“In [my graduate school] program, I started learning … to critically examine my classroom, my materials, my curriculum,” she said. “I've been working on that, but this is going to allow me to get even more [materials] so that my students see themselves represented in the books that they read and they also see people not like them in the books that they read.”
Books are an instrumental tool in Onieal’s classroom, as they use “tons” in her workshop-modeled reading and writing lessons. This workshop approach is one area where she’d like to spend her professional development funds, in addition to trainings from Teaching Tolerance and more formal training on using responsive techniques in the classroom.
“Professional development—that's one reason why I'm so excited that I won this award, because that's something teachers are getting less and less of,” she said. “I could spend the whole $17,500 in professional development; I love it.”
Ultimately, Onieal said she didn’t need the award to know she’s working hard for her students. Instead, the honor has a deeper meaning for her.
“I have two sons who saw me go through the whole graduate school program and all of that,” she said. “I think it's important for them to see all the hard work I've put into my career and that somebody has recognized that.”
In addition to Onieal, Ball Brothers Foundation and its selection committee recognized two other finalists for this year’s award: Drew Shermeta, a social studies teacher at Muncie Central High School, and Roza Selvey, a computer science teacher at Southside Middle School in Muncie.
“The Excellence in Teaching Award celebrates teachers who incorporate 21st century skills in their classroom, and both Shermeta and Selvey serve as great examples of this kind of teacher,” Fisher said.

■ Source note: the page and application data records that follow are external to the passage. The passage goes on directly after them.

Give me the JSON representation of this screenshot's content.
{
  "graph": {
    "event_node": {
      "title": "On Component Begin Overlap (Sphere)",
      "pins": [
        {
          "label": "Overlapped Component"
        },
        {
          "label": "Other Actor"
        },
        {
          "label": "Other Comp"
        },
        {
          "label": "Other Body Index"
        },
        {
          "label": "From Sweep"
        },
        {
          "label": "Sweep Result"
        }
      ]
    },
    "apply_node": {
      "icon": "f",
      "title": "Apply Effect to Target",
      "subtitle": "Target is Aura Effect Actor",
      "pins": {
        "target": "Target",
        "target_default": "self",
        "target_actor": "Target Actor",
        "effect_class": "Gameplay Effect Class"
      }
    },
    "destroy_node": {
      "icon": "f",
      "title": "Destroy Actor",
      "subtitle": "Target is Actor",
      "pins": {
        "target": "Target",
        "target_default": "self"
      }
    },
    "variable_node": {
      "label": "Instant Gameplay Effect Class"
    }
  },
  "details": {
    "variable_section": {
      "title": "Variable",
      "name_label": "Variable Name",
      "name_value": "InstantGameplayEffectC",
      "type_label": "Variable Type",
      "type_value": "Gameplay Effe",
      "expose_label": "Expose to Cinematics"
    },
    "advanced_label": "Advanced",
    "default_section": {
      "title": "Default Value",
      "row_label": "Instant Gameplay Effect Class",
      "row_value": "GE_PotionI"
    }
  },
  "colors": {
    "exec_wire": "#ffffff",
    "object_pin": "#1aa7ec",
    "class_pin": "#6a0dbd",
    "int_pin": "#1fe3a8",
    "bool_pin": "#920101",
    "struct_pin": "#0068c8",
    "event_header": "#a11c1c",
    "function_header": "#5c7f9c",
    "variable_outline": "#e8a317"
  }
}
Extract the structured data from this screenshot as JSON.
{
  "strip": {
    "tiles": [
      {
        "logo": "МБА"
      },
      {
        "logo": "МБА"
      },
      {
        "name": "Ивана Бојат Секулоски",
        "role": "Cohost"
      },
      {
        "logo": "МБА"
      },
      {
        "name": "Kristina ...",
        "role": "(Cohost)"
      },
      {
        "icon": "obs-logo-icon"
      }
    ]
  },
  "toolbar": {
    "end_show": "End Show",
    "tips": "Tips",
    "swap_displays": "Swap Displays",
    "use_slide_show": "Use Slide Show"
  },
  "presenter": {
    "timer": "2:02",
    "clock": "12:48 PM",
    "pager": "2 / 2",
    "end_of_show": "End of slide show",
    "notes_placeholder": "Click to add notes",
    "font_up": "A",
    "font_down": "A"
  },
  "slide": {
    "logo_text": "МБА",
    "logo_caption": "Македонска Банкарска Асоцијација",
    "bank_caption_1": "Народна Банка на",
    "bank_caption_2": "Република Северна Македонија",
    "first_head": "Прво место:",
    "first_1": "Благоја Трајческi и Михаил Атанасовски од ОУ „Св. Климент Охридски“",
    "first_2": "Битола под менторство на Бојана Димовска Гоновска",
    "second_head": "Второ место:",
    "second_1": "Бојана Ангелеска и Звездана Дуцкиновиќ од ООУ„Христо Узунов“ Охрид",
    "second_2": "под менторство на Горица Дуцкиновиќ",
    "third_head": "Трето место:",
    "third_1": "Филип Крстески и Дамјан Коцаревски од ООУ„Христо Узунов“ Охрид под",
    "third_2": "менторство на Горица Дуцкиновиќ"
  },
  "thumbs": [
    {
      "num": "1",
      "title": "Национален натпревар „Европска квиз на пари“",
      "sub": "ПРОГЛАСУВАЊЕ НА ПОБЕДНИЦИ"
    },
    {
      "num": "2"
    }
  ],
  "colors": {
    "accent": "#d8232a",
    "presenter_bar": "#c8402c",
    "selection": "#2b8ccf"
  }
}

Shermeta uses technology in his economics class to help empower students with not just a portfolio of their work, but a deeper, holistic understanding of their education.
“During the first week of class, each student constructs a website that will serve as the platform to which they’ll post six unit-end products, comprising a portfolio for the semester,” Shermeta said. “Collaborating with teachers in my building has opened up the possibility that these sites can be used to vertically organize learning over four years in high school and to horizontally organize learning across different disciplines within a year.”
Selvey teaches a course called Project Lead the Way Computer Science for Innovators & Makers. The class is centered around teaching students to apply their computer science knowledge in real-life contexts and situations.
“My course involves real-world problems and mimics the work of professionals in the computer science field,” Selvey said. “Students are encouraged to wonder how code can be used in wearable tech, art exhibits, or mechanical devices. This broadens students’ understanding of computer science concepts through meaningful applications.”
Both Shermeta and Selvey will receive a $1,500 grant to be used in their classroom and for professional development.
To learn more about Ball Brothers Foundation’s Excellence in Teaching Award, including eligibility requirements and previous years’ winners, visit ballfdn.org/excellence-in-teaching-award.